*Work task:* Each line that has the string "kind" must be copied from the records below.

Component data from apps and pages

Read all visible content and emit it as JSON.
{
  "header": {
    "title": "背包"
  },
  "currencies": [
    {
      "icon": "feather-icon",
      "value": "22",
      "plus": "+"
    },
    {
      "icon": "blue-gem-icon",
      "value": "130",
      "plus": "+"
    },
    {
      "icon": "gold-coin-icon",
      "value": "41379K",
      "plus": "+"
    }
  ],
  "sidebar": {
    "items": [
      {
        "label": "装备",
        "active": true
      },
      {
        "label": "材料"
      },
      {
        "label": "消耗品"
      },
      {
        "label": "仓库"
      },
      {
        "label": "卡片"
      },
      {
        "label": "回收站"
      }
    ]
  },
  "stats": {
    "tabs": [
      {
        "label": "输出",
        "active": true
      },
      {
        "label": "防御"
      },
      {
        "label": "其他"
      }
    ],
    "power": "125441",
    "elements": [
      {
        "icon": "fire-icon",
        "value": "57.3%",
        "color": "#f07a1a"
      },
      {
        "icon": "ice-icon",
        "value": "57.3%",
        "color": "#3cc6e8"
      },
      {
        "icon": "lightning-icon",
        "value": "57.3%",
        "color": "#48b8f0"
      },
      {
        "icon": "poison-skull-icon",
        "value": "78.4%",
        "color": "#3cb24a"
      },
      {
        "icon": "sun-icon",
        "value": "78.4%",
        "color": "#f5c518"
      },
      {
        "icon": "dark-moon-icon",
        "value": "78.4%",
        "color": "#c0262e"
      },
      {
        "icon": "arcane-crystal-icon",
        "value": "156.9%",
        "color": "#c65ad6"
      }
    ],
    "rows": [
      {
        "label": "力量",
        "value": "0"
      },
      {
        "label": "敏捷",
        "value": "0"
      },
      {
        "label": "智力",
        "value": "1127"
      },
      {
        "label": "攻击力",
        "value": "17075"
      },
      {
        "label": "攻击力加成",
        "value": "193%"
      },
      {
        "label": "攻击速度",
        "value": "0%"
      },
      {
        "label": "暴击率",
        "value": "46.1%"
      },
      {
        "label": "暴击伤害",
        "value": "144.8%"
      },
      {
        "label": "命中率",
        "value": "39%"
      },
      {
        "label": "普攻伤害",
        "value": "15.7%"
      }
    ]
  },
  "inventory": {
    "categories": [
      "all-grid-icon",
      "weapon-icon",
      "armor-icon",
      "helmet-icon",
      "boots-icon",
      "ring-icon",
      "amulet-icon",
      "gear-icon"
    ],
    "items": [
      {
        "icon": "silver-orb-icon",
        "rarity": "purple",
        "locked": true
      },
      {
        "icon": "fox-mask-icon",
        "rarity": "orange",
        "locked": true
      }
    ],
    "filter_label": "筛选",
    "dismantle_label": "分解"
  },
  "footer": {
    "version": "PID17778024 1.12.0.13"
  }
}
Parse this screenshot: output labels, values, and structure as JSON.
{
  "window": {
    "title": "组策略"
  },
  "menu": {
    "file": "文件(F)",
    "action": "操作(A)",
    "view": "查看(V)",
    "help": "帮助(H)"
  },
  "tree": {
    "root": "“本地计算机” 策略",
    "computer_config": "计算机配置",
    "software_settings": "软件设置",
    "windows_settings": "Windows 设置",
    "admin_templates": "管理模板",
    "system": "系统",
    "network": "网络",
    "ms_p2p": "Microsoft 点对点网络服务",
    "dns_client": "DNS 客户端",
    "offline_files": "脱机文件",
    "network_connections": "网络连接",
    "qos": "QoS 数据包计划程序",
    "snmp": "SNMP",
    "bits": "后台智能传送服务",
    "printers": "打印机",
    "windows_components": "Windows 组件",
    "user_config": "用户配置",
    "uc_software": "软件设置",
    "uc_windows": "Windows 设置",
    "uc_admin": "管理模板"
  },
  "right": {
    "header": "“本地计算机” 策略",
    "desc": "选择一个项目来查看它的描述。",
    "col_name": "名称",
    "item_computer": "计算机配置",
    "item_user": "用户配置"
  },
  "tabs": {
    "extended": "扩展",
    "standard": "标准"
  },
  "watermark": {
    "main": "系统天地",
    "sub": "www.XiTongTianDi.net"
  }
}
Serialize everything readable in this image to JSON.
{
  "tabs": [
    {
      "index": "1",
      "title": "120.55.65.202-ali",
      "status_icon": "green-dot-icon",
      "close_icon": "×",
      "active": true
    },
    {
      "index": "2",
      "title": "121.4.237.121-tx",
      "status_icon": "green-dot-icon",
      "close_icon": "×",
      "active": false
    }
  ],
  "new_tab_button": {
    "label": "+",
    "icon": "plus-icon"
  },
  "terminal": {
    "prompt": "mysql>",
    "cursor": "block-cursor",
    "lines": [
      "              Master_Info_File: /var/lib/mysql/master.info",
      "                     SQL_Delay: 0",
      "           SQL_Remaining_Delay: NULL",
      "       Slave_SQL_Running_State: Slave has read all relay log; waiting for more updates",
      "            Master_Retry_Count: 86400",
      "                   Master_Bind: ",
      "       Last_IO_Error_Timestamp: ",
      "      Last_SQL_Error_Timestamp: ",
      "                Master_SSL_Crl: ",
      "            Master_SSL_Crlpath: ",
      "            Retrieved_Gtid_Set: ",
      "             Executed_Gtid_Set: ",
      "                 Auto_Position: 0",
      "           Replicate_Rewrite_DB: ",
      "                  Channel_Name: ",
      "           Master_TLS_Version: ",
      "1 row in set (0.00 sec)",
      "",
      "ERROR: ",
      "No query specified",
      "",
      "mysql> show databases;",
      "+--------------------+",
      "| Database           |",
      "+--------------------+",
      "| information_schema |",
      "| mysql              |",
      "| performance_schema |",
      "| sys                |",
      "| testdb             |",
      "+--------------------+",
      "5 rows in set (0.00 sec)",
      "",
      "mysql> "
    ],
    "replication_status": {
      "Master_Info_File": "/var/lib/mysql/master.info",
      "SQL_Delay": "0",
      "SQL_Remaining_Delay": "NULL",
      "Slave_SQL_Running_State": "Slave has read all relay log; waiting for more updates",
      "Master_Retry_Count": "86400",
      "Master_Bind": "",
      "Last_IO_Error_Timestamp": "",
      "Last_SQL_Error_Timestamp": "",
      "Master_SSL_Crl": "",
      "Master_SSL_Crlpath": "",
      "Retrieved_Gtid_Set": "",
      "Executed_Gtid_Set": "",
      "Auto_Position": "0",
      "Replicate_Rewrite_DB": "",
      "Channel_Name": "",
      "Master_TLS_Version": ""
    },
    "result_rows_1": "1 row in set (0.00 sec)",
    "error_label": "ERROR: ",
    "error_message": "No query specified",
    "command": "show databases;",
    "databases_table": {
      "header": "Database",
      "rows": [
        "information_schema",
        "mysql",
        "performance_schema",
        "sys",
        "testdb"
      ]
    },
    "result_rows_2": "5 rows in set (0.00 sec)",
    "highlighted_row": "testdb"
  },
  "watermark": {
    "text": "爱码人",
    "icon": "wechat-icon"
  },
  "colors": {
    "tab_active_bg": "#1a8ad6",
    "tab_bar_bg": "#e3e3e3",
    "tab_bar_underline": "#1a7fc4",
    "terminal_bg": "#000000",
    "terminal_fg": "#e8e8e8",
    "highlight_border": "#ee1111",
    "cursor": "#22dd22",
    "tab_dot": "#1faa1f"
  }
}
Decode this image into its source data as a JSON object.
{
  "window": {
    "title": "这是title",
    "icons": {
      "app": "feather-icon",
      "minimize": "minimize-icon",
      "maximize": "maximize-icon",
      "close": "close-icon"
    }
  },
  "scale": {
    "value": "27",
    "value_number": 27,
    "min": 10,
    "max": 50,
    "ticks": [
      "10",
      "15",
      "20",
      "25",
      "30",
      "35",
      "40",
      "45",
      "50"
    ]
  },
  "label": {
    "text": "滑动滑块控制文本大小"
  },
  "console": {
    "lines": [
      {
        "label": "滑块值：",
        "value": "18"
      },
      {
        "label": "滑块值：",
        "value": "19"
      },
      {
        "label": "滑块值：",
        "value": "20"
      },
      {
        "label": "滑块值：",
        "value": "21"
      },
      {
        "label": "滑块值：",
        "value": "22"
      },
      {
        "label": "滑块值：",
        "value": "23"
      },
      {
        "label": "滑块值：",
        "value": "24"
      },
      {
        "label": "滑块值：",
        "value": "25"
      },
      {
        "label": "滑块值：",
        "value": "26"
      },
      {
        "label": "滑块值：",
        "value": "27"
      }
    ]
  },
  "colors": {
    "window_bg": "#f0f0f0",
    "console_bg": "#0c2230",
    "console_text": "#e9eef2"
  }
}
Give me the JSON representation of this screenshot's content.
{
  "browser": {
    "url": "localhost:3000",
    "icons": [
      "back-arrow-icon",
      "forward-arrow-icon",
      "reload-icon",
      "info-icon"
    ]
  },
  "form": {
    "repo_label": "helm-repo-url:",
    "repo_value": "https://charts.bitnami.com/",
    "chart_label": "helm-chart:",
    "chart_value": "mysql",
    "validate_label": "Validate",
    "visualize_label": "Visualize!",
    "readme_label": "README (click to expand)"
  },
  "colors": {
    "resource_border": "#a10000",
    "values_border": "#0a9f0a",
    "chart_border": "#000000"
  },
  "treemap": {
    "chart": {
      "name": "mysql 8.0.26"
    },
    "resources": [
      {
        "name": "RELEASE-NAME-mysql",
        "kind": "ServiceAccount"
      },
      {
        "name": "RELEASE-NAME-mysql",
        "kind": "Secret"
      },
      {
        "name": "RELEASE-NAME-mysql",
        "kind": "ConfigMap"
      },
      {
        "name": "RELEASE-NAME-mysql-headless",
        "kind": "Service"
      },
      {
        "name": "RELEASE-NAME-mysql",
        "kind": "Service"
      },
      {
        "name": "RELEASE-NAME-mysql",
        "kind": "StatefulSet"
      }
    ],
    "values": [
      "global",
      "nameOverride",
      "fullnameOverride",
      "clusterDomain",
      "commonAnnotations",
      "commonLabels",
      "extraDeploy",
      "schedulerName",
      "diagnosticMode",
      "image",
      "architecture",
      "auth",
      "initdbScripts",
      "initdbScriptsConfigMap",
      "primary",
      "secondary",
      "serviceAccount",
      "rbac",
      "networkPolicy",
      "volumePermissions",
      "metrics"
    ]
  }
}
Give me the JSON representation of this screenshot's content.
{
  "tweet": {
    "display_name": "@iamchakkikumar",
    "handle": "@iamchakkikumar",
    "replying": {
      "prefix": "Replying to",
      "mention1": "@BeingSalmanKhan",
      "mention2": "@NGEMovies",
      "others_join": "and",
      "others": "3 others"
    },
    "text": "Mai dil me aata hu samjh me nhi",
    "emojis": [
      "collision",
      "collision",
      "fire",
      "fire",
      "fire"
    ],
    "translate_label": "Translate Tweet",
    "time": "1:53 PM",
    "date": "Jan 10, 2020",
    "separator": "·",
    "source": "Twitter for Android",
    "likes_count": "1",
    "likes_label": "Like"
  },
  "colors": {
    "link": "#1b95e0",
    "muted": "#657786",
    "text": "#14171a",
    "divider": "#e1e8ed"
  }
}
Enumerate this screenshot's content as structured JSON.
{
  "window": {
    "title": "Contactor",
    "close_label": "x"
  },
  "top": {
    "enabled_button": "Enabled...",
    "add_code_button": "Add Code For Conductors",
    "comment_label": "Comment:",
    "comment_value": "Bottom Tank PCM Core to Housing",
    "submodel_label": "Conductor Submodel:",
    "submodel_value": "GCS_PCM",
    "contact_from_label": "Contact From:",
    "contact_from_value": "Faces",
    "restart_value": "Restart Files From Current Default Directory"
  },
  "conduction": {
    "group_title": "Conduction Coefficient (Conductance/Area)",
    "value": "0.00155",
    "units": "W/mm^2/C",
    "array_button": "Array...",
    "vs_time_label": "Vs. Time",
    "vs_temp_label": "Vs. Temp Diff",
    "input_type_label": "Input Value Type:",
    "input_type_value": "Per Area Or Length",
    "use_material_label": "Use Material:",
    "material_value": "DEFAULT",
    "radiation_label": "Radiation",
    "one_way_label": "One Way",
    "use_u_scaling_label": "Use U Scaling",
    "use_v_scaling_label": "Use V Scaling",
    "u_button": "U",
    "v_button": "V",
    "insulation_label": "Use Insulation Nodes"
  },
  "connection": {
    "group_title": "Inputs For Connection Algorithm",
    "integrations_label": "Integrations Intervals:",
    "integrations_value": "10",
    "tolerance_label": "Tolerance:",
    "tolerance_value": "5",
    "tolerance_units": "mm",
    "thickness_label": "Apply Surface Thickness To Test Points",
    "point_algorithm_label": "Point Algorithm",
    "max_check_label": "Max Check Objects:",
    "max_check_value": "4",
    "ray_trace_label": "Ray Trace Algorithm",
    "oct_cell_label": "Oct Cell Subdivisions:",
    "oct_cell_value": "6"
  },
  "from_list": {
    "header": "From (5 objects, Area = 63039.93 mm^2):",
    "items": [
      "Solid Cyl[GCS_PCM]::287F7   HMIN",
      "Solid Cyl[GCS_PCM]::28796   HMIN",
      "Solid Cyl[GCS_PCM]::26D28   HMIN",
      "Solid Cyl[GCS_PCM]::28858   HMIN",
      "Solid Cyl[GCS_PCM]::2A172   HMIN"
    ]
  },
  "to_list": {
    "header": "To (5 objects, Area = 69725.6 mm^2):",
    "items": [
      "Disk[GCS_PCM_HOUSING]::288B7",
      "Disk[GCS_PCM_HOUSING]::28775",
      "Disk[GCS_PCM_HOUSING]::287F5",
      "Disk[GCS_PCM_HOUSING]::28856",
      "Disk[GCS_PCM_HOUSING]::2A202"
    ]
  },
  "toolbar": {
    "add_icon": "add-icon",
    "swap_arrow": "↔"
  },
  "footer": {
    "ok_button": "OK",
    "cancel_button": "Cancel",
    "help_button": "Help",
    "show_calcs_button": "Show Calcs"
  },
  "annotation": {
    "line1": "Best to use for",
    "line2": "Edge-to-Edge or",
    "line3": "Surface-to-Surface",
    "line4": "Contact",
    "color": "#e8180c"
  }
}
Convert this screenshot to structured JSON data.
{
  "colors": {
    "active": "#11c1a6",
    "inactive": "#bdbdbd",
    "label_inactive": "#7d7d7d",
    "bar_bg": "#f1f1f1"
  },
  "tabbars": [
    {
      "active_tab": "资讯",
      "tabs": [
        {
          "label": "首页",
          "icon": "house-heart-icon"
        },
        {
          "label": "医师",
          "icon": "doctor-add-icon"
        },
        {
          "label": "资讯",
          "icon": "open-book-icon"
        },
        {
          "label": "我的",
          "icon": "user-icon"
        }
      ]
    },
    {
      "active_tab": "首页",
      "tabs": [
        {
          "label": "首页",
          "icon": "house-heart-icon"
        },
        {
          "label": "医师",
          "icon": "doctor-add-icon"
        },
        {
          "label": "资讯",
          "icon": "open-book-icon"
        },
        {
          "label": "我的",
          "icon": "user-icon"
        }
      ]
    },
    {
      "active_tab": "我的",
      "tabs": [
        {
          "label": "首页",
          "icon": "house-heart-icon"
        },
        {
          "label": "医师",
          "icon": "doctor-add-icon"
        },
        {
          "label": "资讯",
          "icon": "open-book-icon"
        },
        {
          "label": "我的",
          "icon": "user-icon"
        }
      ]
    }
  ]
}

*Exercise answer:*
        "kind": "ServiceAccount"
        "kind": "Secret"
        "kind": "ConfigMap"
        "kind": "Service"
        "kind": "Service"
        "kind": "StatefulSet"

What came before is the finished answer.